Task objective
Which lines have the string "Write"? Copy all of them from the entries below.

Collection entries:
# # # # #

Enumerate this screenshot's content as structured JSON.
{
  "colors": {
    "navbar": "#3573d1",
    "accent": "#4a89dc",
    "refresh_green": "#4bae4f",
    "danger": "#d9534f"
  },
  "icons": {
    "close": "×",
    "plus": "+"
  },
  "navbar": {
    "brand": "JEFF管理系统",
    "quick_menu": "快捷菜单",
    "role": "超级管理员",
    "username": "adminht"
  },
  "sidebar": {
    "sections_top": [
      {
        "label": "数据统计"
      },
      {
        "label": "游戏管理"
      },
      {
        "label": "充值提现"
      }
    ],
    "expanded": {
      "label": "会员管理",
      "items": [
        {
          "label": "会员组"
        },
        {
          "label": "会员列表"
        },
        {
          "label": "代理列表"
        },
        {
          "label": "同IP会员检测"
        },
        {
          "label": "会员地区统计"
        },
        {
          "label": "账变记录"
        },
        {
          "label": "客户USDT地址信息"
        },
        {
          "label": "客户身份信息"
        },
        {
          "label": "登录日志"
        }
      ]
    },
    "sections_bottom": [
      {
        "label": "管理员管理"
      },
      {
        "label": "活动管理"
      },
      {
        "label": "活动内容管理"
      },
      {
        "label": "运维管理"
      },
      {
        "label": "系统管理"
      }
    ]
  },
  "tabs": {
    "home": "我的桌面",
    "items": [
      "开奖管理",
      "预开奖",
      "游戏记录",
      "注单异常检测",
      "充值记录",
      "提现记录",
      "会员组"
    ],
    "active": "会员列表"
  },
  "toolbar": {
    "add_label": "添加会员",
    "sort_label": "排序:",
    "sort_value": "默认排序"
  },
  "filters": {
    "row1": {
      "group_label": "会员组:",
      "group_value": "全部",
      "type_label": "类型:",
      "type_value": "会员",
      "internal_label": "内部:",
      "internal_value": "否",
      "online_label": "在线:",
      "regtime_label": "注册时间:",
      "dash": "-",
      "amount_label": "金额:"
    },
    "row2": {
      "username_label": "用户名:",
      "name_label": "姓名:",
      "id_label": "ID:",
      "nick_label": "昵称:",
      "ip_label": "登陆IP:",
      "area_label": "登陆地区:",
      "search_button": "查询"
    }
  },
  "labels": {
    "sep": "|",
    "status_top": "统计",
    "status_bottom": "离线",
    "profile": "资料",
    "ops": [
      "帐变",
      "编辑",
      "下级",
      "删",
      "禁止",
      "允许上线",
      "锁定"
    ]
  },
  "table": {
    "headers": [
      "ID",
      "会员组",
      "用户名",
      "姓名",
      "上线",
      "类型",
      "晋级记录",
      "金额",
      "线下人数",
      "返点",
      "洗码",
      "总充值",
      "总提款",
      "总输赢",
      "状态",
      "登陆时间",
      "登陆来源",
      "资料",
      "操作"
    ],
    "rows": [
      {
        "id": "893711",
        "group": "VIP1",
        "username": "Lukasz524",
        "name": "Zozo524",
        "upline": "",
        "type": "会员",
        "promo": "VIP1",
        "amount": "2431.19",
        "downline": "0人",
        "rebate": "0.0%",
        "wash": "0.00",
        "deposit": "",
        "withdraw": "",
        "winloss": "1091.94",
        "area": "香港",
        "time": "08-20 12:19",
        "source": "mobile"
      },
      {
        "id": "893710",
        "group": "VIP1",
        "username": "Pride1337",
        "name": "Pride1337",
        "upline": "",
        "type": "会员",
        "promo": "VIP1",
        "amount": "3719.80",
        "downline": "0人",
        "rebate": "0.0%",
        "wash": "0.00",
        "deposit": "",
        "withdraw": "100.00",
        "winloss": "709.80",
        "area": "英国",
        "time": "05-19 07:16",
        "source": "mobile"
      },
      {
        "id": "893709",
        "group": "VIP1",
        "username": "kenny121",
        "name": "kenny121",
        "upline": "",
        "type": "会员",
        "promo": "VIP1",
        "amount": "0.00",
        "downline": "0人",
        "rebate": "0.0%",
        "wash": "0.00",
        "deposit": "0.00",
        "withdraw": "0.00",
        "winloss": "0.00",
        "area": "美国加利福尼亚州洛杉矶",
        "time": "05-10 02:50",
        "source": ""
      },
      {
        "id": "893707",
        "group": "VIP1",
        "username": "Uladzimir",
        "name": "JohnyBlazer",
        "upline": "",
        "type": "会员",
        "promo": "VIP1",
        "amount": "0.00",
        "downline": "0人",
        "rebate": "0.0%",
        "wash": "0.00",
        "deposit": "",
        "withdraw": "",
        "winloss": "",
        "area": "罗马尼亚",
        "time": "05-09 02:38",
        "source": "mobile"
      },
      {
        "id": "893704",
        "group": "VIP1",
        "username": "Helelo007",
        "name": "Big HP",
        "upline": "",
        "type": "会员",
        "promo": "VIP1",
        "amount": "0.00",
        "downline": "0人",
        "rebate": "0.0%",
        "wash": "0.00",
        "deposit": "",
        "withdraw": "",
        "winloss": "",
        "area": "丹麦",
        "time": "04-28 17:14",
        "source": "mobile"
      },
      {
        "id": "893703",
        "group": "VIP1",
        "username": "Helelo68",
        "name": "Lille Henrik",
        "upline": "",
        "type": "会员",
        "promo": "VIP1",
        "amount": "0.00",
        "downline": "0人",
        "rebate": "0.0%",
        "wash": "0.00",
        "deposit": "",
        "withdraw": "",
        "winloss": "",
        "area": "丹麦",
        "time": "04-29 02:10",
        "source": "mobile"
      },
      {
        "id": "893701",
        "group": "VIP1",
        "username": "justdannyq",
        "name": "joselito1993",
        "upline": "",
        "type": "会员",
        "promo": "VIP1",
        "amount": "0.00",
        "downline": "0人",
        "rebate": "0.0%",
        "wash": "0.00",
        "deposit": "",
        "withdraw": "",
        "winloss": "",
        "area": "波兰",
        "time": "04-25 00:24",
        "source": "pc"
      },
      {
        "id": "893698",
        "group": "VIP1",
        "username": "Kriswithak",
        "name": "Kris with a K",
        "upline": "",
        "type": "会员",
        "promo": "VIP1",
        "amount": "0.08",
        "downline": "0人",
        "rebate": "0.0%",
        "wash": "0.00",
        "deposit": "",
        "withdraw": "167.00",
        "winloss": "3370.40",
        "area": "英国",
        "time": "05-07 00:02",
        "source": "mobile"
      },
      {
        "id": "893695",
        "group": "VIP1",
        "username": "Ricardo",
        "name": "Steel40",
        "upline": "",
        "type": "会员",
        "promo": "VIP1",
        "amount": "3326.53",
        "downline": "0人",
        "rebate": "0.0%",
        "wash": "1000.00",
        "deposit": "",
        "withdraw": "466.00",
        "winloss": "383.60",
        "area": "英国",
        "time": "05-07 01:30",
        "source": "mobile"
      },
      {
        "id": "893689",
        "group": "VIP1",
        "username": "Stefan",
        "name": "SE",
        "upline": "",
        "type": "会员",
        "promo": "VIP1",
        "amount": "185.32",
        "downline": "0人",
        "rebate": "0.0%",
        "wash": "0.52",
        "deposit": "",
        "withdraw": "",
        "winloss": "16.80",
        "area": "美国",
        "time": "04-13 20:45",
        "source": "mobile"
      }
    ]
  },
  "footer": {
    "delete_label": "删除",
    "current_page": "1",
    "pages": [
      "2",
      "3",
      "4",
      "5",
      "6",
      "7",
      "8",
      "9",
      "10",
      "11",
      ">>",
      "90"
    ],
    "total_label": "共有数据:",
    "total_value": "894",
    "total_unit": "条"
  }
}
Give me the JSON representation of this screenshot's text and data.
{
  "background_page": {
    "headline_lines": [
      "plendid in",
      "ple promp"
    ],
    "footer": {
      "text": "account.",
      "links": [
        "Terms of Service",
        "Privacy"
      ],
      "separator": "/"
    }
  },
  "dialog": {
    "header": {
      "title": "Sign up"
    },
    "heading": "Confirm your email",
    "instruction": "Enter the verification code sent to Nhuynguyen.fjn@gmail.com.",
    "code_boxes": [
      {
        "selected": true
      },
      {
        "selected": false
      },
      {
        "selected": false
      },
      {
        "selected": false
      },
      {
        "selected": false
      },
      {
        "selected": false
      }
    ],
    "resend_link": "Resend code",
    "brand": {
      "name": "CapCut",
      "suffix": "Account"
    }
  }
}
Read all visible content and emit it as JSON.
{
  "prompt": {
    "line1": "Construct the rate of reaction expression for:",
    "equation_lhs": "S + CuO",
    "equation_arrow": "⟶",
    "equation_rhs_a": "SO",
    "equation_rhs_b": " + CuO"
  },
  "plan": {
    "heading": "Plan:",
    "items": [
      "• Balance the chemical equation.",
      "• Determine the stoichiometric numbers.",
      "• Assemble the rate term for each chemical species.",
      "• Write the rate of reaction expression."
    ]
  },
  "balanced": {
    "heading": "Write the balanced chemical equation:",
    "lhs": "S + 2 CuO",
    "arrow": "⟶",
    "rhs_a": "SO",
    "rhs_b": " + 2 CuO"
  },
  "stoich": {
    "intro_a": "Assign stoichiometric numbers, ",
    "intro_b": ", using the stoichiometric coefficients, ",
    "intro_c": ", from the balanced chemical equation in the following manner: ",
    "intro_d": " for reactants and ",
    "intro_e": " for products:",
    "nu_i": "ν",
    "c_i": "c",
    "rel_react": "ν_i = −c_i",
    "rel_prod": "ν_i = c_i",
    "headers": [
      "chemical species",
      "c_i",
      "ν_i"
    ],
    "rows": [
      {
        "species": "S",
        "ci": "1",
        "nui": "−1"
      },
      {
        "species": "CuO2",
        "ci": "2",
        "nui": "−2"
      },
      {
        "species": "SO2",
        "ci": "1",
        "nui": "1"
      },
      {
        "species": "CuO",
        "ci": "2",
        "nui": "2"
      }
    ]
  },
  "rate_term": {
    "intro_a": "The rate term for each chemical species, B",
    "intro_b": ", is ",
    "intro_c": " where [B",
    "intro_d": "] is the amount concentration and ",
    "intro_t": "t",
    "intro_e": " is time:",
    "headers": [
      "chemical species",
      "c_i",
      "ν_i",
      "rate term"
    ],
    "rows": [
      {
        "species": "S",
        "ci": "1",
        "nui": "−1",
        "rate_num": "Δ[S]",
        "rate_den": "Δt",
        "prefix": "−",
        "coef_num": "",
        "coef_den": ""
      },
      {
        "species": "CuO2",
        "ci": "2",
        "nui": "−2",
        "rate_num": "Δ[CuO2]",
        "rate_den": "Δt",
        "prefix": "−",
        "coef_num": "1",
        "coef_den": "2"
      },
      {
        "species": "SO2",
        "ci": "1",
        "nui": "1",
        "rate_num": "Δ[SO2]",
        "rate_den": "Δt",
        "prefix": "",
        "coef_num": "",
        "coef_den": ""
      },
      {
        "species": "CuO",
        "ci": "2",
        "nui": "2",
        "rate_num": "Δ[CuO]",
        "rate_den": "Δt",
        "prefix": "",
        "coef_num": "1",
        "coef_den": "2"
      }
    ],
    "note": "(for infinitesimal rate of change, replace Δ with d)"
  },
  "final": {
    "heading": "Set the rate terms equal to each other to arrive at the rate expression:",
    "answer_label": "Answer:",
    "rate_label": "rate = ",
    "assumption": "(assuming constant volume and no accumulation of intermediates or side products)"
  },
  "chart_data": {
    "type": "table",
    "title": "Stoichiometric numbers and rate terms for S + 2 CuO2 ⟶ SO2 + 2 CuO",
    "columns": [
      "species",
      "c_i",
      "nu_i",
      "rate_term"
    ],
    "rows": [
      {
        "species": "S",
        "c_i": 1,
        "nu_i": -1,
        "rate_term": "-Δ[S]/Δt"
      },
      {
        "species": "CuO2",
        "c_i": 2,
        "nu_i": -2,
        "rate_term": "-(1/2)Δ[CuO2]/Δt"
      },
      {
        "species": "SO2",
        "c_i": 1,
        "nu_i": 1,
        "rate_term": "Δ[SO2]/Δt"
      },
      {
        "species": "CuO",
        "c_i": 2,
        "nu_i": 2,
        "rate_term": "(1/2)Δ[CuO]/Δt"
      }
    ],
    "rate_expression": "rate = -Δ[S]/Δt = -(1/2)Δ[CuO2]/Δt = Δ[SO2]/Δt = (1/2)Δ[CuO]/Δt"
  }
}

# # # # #

Result below
      "• Write the rate of reaction expression."
    "heading": "Write the balanced chemical equation:",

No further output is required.